In traditional forms of trading on the markets, the basic approach for success has always been ‘buy low sell high’, which means that money is made when an asset such as a share on a stock exchange rises in value. Of course, this doesn’t just apply to stocks and shares, as various commodities and bonds also operate in exactly the same way. However, what this simple method means is that there has to be a rise in value for a profit to be made. Consequently, if the price of the asset that has been purchased falls, then there is a loss and sometimes these can be substantial.
In contract for difference trades, there are several big advantages to be found over this simple buy/sell process, not least of all in the fact that CFD traders can make money when assets actually fall in value. This is called ‘short trading' or taking a short position.

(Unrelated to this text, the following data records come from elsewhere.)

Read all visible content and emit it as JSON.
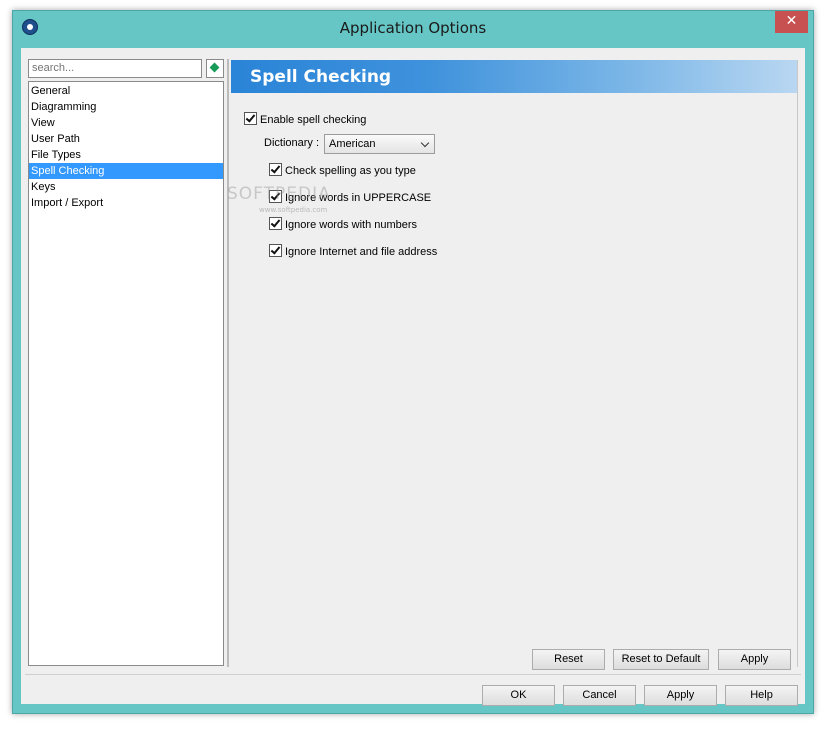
{
  "window": {
    "title": "Application Options"
  },
  "sidebar": {
    "search_placeholder": "search...",
    "items": [
      {
        "label": "General",
        "selected": false
      },
      {
        "label": "Diagramming",
        "selected": false
      },
      {
        "label": "View",
        "selected": false
      },
      {
        "label": "User Path",
        "selected": false
      },
      {
        "label": "File Types",
        "selected": false
      },
      {
        "label": "Spell Checking",
        "selected": true
      },
      {
        "label": "Keys",
        "selected": false
      },
      {
        "label": "Import / Export",
        "selected": false
      }
    ]
  },
  "panel": {
    "title": "Spell Checking",
    "enable": {
      "label": "Enable spell checking",
      "checked": true
    },
    "dictionary": {
      "label": "Dictionary :",
      "value": "American"
    },
    "options": [
      {
        "label": "Check spelling as you type",
        "checked": true
      },
      {
        "label": "Ignore words in UPPERCASE",
        "checked": true
      },
      {
        "label": "Ignore words with numbers",
        "checked": true
      },
      {
        "label": "Ignore Internet and file address",
        "checked": true
      }
    ],
    "buttons": {
      "reset": "Reset",
      "reset_default": "Reset to Default",
      "apply": "Apply"
    }
  },
  "footer": {
    "ok": "OK",
    "cancel": "Cancel",
    "apply": "Apply",
    "help": "Help"
  },
  "watermark": {
    "text": "SOFTPEDIA",
    "sub": "www.softpedia.com"
  },
  "colors": {
    "frame": "#66c5c5",
    "header_start": "#2a84d7",
    "header_end": "#b9d7f1",
    "selection": "#3399ff",
    "close": "#c75050"
  },
  "icons": {
    "app": "app-globe-icon",
    "search": "search-go-icon",
    "close": "close-icon",
    "checkbox": "checkmark-icon",
    "dropdown": "chevron-down-icon"
  }
}
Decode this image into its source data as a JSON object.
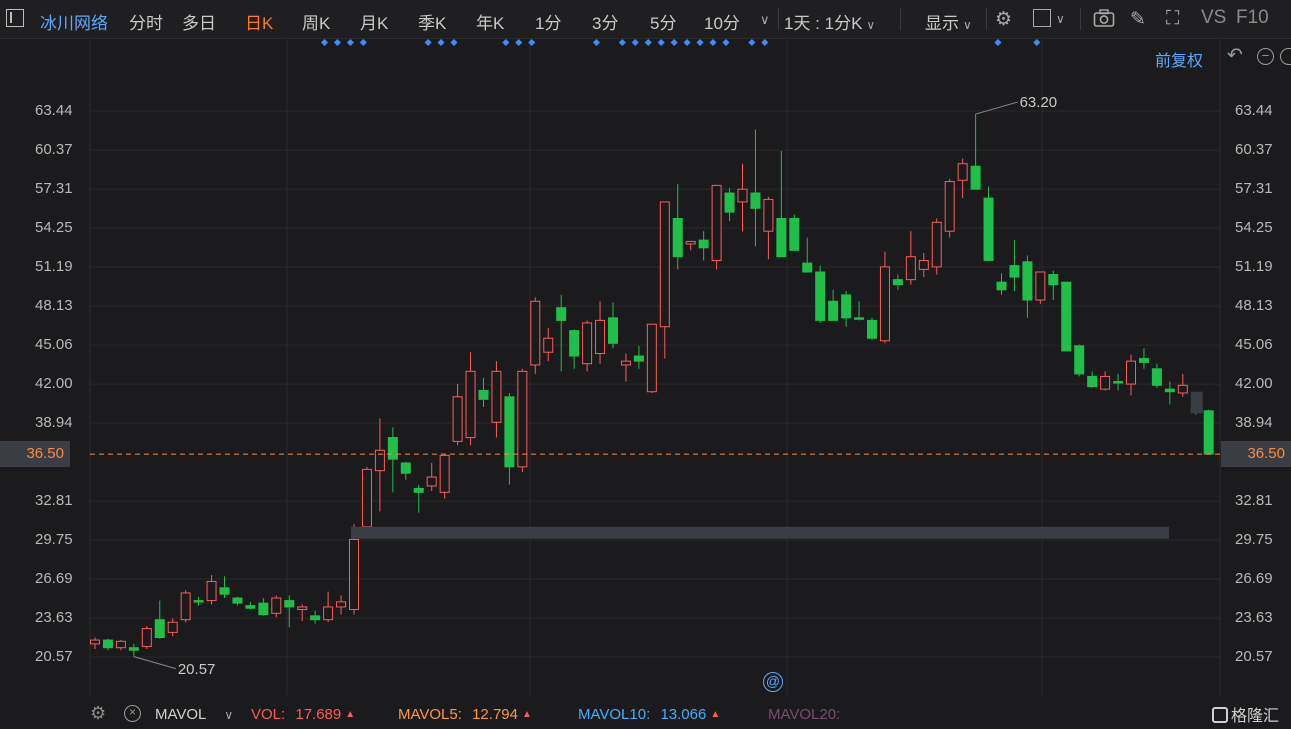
{
  "toolbar": {
    "stock_name": "冰川网络",
    "periods": [
      "分时",
      "多日",
      "日K",
      "周K",
      "月K",
      "季K",
      "年K",
      "1分",
      "3分",
      "5分",
      "10分"
    ],
    "active_period": "日K",
    "range_selector": "1天 : 1分K",
    "display_label": "显示",
    "vs_label": "VS",
    "f10_label": "F10"
  },
  "chart_header": {
    "adjust_label": "前复权"
  },
  "colors": {
    "up": "#ff5a5a",
    "down": "#1fbf4a",
    "marker": "#3f8cff",
    "last_price": "#ff8a3d",
    "accent": "#ff7a21"
  },
  "chart_data": {
    "type": "candlestick",
    "ylim": [
      18.5,
      66.5
    ],
    "y_ticks": [
      "63.44",
      "60.37",
      "57.31",
      "54.25",
      "51.19",
      "48.13",
      "45.06",
      "42.00",
      "38.94",
      "32.81",
      "29.75",
      "26.69",
      "23.63",
      "20.57"
    ],
    "last_price": "36.50",
    "high_annotation": "63.20",
    "low_annotation": "20.57",
    "ohlc": [
      [
        21.6,
        22.1,
        21.2,
        21.9
      ],
      [
        21.9,
        22.0,
        21.1,
        21.3
      ],
      [
        21.3,
        21.9,
        21.1,
        21.8
      ],
      [
        21.3,
        21.6,
        20.6,
        21.1
      ],
      [
        21.4,
        23.0,
        21.2,
        22.8
      ],
      [
        23.5,
        25.0,
        22.0,
        22.1
      ],
      [
        22.5,
        23.6,
        22.2,
        23.3
      ],
      [
        23.5,
        25.8,
        23.3,
        25.6
      ],
      [
        25.0,
        25.3,
        24.6,
        24.9
      ],
      [
        25.0,
        27.0,
        24.7,
        26.5
      ],
      [
        26.0,
        26.9,
        25.2,
        25.5
      ],
      [
        25.2,
        25.3,
        24.6,
        24.8
      ],
      [
        24.6,
        24.9,
        24.3,
        24.4
      ],
      [
        24.8,
        25.2,
        23.8,
        23.9
      ],
      [
        24.0,
        25.4,
        23.7,
        25.2
      ],
      [
        25.0,
        25.4,
        22.9,
        24.5
      ],
      [
        24.3,
        24.7,
        23.4,
        24.5
      ],
      [
        23.8,
        24.2,
        23.2,
        23.5
      ],
      [
        23.5,
        25.7,
        23.3,
        24.5
      ],
      [
        24.5,
        25.4,
        23.9,
        24.9
      ],
      [
        24.3,
        31.0,
        23.9,
        29.8
      ],
      [
        30.8,
        35.5,
        30.5,
        35.3
      ],
      [
        35.2,
        39.3,
        32.0,
        36.8
      ],
      [
        37.8,
        38.6,
        33.5,
        36.1
      ],
      [
        35.8,
        35.9,
        34.5,
        35.0
      ],
      [
        33.8,
        34.1,
        31.9,
        33.5
      ],
      [
        34.0,
        35.8,
        33.6,
        34.7
      ],
      [
        33.5,
        36.5,
        33.0,
        36.4
      ],
      [
        37.5,
        42.0,
        37.2,
        41.0
      ],
      [
        37.8,
        44.5,
        37.2,
        43.0
      ],
      [
        41.5,
        42.5,
        40.2,
        40.8
      ],
      [
        39.0,
        43.8,
        37.8,
        43.0
      ],
      [
        41.0,
        41.3,
        34.1,
        35.5
      ],
      [
        35.5,
        43.2,
        35.1,
        43.0
      ],
      [
        43.5,
        48.8,
        42.8,
        48.5
      ],
      [
        44.5,
        46.4,
        43.8,
        45.6
      ],
      [
        48.0,
        49.0,
        43.0,
        47.0
      ],
      [
        46.2,
        46.3,
        43.2,
        44.2
      ],
      [
        43.6,
        47.0,
        43.0,
        46.8
      ],
      [
        44.4,
        48.5,
        43.6,
        47.0
      ],
      [
        47.2,
        48.4,
        44.8,
        45.2
      ],
      [
        43.5,
        44.4,
        42.2,
        43.8
      ],
      [
        44.2,
        45.0,
        43.2,
        43.8
      ],
      [
        41.4,
        46.0,
        41.3,
        46.7
      ],
      [
        46.5,
        47.0,
        44.0,
        56.3
      ],
      [
        55.0,
        57.7,
        51.0,
        52.0
      ],
      [
        53.0,
        53.2,
        52.5,
        53.2
      ],
      [
        53.3,
        54.0,
        51.7,
        52.7
      ],
      [
        51.7,
        57.6,
        51.0,
        57.6
      ],
      [
        57.0,
        57.4,
        54.8,
        55.5
      ],
      [
        56.3,
        59.3,
        54.0,
        57.3
      ],
      [
        57.0,
        62.0,
        52.8,
        55.8
      ],
      [
        54.0,
        56.7,
        51.8,
        56.5
      ],
      [
        55.0,
        60.3,
        52.0,
        52.0
      ],
      [
        55.0,
        55.3,
        53.0,
        52.5
      ],
      [
        51.5,
        53.5,
        51.0,
        50.8
      ],
      [
        50.8,
        51.3,
        46.8,
        47.0
      ],
      [
        48.5,
        49.4,
        47.0,
        47.0
      ],
      [
        49.0,
        49.3,
        46.5,
        47.2
      ],
      [
        47.2,
        48.5,
        47.0,
        47.1
      ],
      [
        47.0,
        47.2,
        45.5,
        45.6
      ],
      [
        45.4,
        52.4,
        45.2,
        51.2
      ],
      [
        50.2,
        50.6,
        49.4,
        49.8
      ],
      [
        50.2,
        54.0,
        49.8,
        52.0
      ],
      [
        51.0,
        52.3,
        50.4,
        51.7
      ],
      [
        51.2,
        55.0,
        50.6,
        54.7
      ],
      [
        54.0,
        58.1,
        53.5,
        57.9
      ],
      [
        58.0,
        59.7,
        56.6,
        59.3
      ],
      [
        59.1,
        63.2,
        57.7,
        57.3
      ],
      [
        56.6,
        57.5,
        51.7,
        51.7
      ],
      [
        50.0,
        50.7,
        49.0,
        49.4
      ],
      [
        51.3,
        53.3,
        49.3,
        50.4
      ],
      [
        51.6,
        52.1,
        47.2,
        48.6
      ],
      [
        48.6,
        50.7,
        48.3,
        50.8
      ],
      [
        50.6,
        50.9,
        48.6,
        49.8
      ],
      [
        50.0,
        50.0,
        44.9,
        44.6
      ],
      [
        45.0,
        45.1,
        42.6,
        42.8
      ],
      [
        42.6,
        43.0,
        41.7,
        41.8
      ],
      [
        41.6,
        43.0,
        41.5,
        42.6
      ],
      [
        42.2,
        42.8,
        41.5,
        42.1
      ],
      [
        42.0,
        44.3,
        41.1,
        43.8
      ],
      [
        44.0,
        44.8,
        43.2,
        43.7
      ],
      [
        43.2,
        43.6,
        41.7,
        41.9
      ],
      [
        41.6,
        42.2,
        40.4,
        41.4
      ],
      [
        41.3,
        42.8,
        41.0,
        41.9
      ],
      [
        40.1,
        41.3,
        39.6,
        39.9
      ],
      [
        39.9,
        40.0,
        36.5,
        36.5
      ]
    ],
    "marker_groups": [
      [
        0,
        3
      ],
      [
        8,
        10
      ],
      [
        14,
        16
      ],
      [
        21,
        21
      ],
      [
        23,
        31
      ],
      [
        33,
        34
      ],
      [
        52,
        52
      ],
      [
        55,
        55
      ],
      [
        68,
        68
      ]
    ]
  },
  "volume_bar": {
    "indicator": "MAVOL",
    "vol_label": "VOL:",
    "vol_value": "17.689",
    "mavol5_label": "MAVOL5:",
    "mavol5_value": "12.794",
    "mavol10_label": "MAVOL10:",
    "mavol10_value": "13.066",
    "mavol20_label": "MAVOL20:"
  },
  "brand": {
    "name": "格隆汇"
  }
}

Of course, ‘going short' isn't only available to CFD traders as other forms of derivative trading such as options and futures can also be used to make a profit in this way. The term ‘derivative' means that the trade doesn't involve the actual purchase or sale of an underlying asset, but the difference between CFD and older forms of derivative trades basically come down to flexibility.

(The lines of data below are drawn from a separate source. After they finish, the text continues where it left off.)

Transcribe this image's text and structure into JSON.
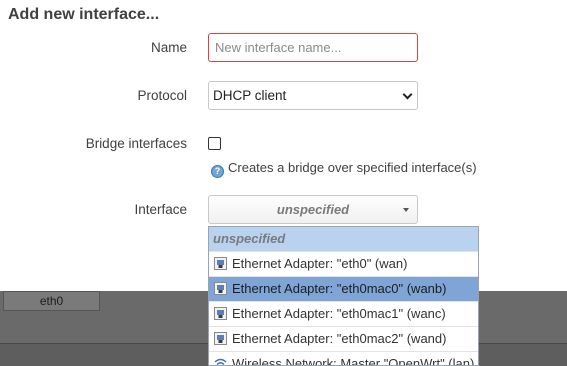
{
  "dialog": {
    "title": "Add new interface...",
    "name_label": "Name",
    "name_placeholder": "New interface name...",
    "protocol_label": "Protocol",
    "protocol_value": "DHCP client",
    "bridge_label": "Bridge interfaces",
    "bridge_help": "Creates a bridge over specified interface(s)",
    "interface_label": "Interface",
    "interface_value": "unspecified"
  },
  "dropdown": {
    "header": "unspecified",
    "items": [
      {
        "label": "Ethernet Adapter: \"eth0\" (wan)",
        "icon": "ethernet-port-icon",
        "highlighted": false
      },
      {
        "label": "Ethernet Adapter: \"eth0mac0\" (wanb)",
        "icon": "ethernet-port-icon",
        "highlighted": true
      },
      {
        "label": "Ethernet Adapter: \"eth0mac1\" (wanc)",
        "icon": "ethernet-port-icon",
        "highlighted": false
      },
      {
        "label": "Ethernet Adapter: \"eth0mac2\" (wand)",
        "icon": "ethernet-port-icon",
        "highlighted": false
      },
      {
        "label": "Wireless Network: Master \"OpenWrt\" (lan)",
        "icon": "wifi-icon",
        "highlighted": false
      }
    ]
  },
  "background": {
    "tab_label": "eth0"
  },
  "colors": {
    "error_border": "#e0413f",
    "highlight": "#7fa5d6",
    "dropdown_header": "#b9d2f0",
    "overlay": "#5e5e5e"
  }
}
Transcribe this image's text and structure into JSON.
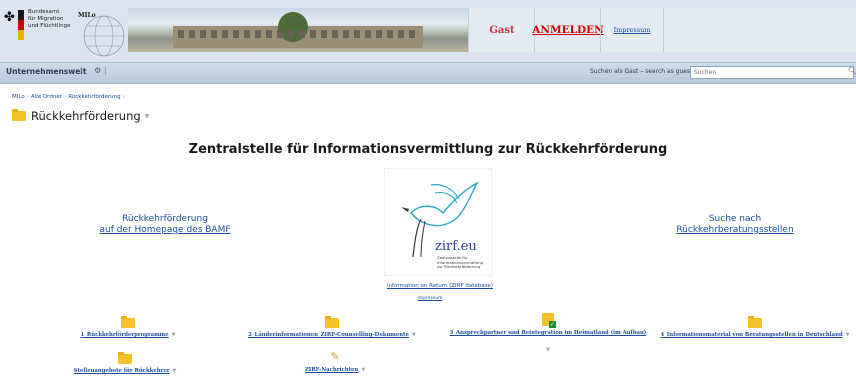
{
  "header": {
    "org_lines": "Bundesamt\nfür Migration\nund Flüchtlinge",
    "milo_logo_text": "MILo",
    "tabs": {
      "gast": "Gast",
      "anmelden": "ANMELDEN",
      "impressum": "Impressum"
    }
  },
  "topnav": {
    "left_label": "Unternehmensweit",
    "search_label": "Suchen als Gast – search as guest",
    "search_placeholder": "Suchen"
  },
  "breadcrumb": [
    "MILo",
    "Alle Ordner",
    "Rückkehrförderung"
  ],
  "page_title": "Rückkehrförderung",
  "main": {
    "heading": "Zentralstelle für Informationsvermittlung zur Rückkehrförderung",
    "left_link": {
      "line1": "Rückkehrförderung",
      "line2": "auf der Homepage des BAMF"
    },
    "right_link": {
      "line1": "Suche nach",
      "line2": "Rückkehrberatungsstellen"
    },
    "logo": {
      "brand": "zirf.eu",
      "subtitle": "Zentralstelle für\nInformationsvermittlung\nzur Rückkehrförderung"
    },
    "info_link": "Information on Return (ZIRF database)",
    "impressum_link": "Impressum"
  },
  "folders": [
    {
      "label": "1_Rückkehrförderprogramme",
      "icon": "folder-icon"
    },
    {
      "label": "2_Länderinformationen_ZIRF-Counselling-Dokumente",
      "icon": "folder-icon"
    },
    {
      "label": "3_Ansprechpartner und Reintegration im Heimatland (im Aufbau)",
      "icon": "document-check-icon"
    },
    {
      "label": "4_Informationsmaterial von Beratungsstellen in Deutschland",
      "icon": "folder-icon"
    },
    {
      "label": "Stellenangebote für Rückkehrer",
      "icon": "folder-icon"
    },
    {
      "label": "ZIRF-Nachrichten",
      "icon": "pencil-icon"
    }
  ],
  "colors": {
    "link": "#1a4fa0",
    "accent_red": "#d10000",
    "header_bg": "#dbe4f0",
    "folder": "#f6c22b"
  }
}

In both options and futures, the position is taken over a fixed time frame, which means that a specific date or time is chosen for the trade to close right from the start. With contract for difference, the trader chooses when to close the position, which gives far greater flexibility in terms of holding a position that might prove to be even more profitable over a longer time period or closing one that threatens large losses.
Strategy for trading means far more than simply working out how to take a position at the right time, it must also include a risk management approach that is suited to each individual trader or investor. Although having a more flexible working basis than other derivative trades, CFDs can still be open to large losses, especially as they are a leveraged product which allows traders to take large positions with a fraction of the capital outlay that might otherwise be needed.

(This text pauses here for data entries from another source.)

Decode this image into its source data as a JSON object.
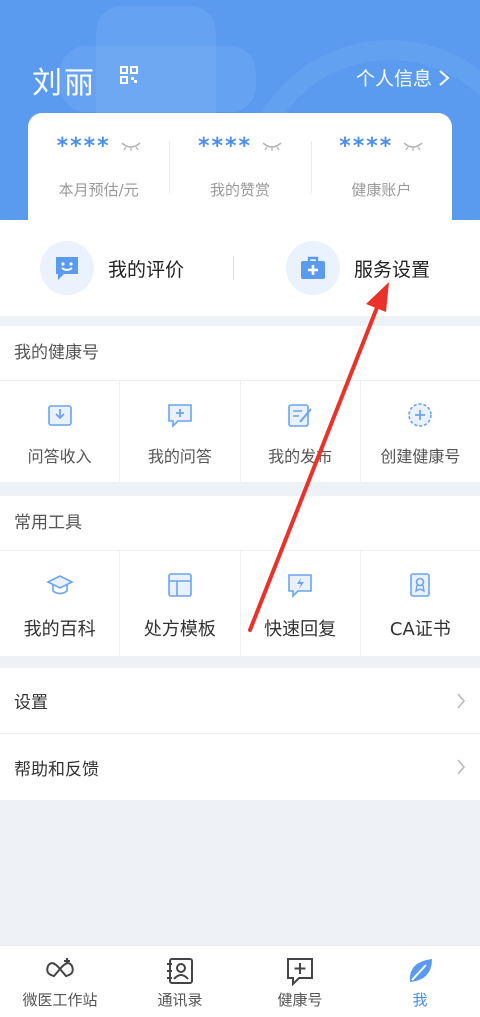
{
  "header": {
    "user_name": "刘丽",
    "personal_info_label": "个人信息"
  },
  "stats": [
    {
      "value": "****",
      "label": "本月预估/元"
    },
    {
      "value": "****",
      "label": "我的赞赏"
    },
    {
      "value": "****",
      "label": "健康账户"
    }
  ],
  "actions": {
    "my_reviews": "我的评价",
    "service_settings": "服务设置"
  },
  "health_section": {
    "title": "我的健康号",
    "items": [
      {
        "label": "问答收入",
        "icon": "download-tray-icon"
      },
      {
        "label": "我的问答",
        "icon": "question-chat-icon"
      },
      {
        "label": "我的发布",
        "icon": "edit-doc-icon"
      },
      {
        "label": "创建健康号",
        "icon": "plus-circle-icon"
      }
    ]
  },
  "tools_section": {
    "title": "常用工具",
    "items": [
      {
        "label": "我的百科",
        "icon": "graduation-cap-icon"
      },
      {
        "label": "处方模板",
        "icon": "template-icon"
      },
      {
        "label": "快速回复",
        "icon": "quick-reply-icon"
      },
      {
        "label": "CA证书",
        "icon": "certificate-icon"
      }
    ]
  },
  "list": {
    "settings": "设置",
    "help": "帮助和反馈"
  },
  "tabbar": [
    {
      "label": "微医工作站",
      "icon": "workstation-icon",
      "active": false
    },
    {
      "label": "通讯录",
      "icon": "contacts-icon",
      "active": false
    },
    {
      "label": "健康号",
      "icon": "health-plus-icon",
      "active": false
    },
    {
      "label": "我",
      "icon": "leaf-icon",
      "active": true
    }
  ],
  "colors": {
    "brand_blue": "#5a9bf0",
    "accent_blue": "#4a8eea",
    "annotation_red": "#e8322a"
  }
}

Thankfully there are built-in tools such as stop-loss orders which can and should be used in CFD trades. Essentially, these are limiting points that are chosen when a trade is opened, and which guarantee it will be automatically closed if a certain point or situation is reached. Although this doesn't mean that CFDs are immune from being loss-making, it does mean that limits and safeguards can be put in place quite easily that offer protection from catastrophic failure.
Taking a short position should not be confused with short-term trading, which is something else entirely, but also provides a major part of the attraction for CFDs. Once again, financial instruments such as futures and options operate over long-time frames which means that profits or losses are delayed. So-called ‘day trading' has long been a feature of the stock exchange around the world, where more volatile shares have been targeted for quick turnarounds. As CFD trades are based on the fluctuations in value of any asset, they can be applied to a wide range of difference markets and are perfectly suited to work on an extremely short time frame, be that minutes or even seconds.
Evaluating short-term price movements within a specific market is one of the key skills needed to become a successful CFD trader. Different strategies can be employed to try and gain an edge, and tried and tested evaluation methods such as technical analysis can be used to great effect.
CFD trading differs from other forms of trading and investments in another extremely important area. For some traders, especially those involved in stocks and shares, having some form of 'emotional involvement' is part and parcel of their investment strategy. This can range from buying assets that are ‘ethical' or ‘green' to supporting new developments which might have a personal connection in some way. It can also mean simply using knowledge accrued from experience in other areas of life and making trading choices based on a ‘gut feeling' that something will work out to make a profit.
When it comes to CFDs, this approach can lead to losses. Quite simply, any emotional attachment to a trading position that has been taken can lead to extending, or holding, that trade open for too long. Hoping that a situation can turn around can lead to margin calls on leveraged products such as CFDs, and that can be a fatal economic blow in the worst scenarios. By taking emotion out of the equation and using data and knowledge of CFD trades built up by experience, a more objective frame of mind can be used to make successful trades.
The idea of emotionless trading is one of the reasons that forex markets are so popular with CFD traders, and within that sector, why the interest in cryptocurrency markets is so high. As well as being something of an abstract asset to choose that offers little or no opportunity to become emotionally involved in outcomes, forex markets can also be very volatile, which is good news for contract for difference trades.
Due to the fact that when asset values fall CFD traders can still make money, it is obvious that taking emotion out of the decision-making process is key to success, and that choosing volatile markets such as forex pairs is also a good idea. With so much real-time data available online for forex exchange rates, these markets are fertile ground for making a profit from CFD trades whether that involves taking a short or long position or even using the option to hold a position open for longer.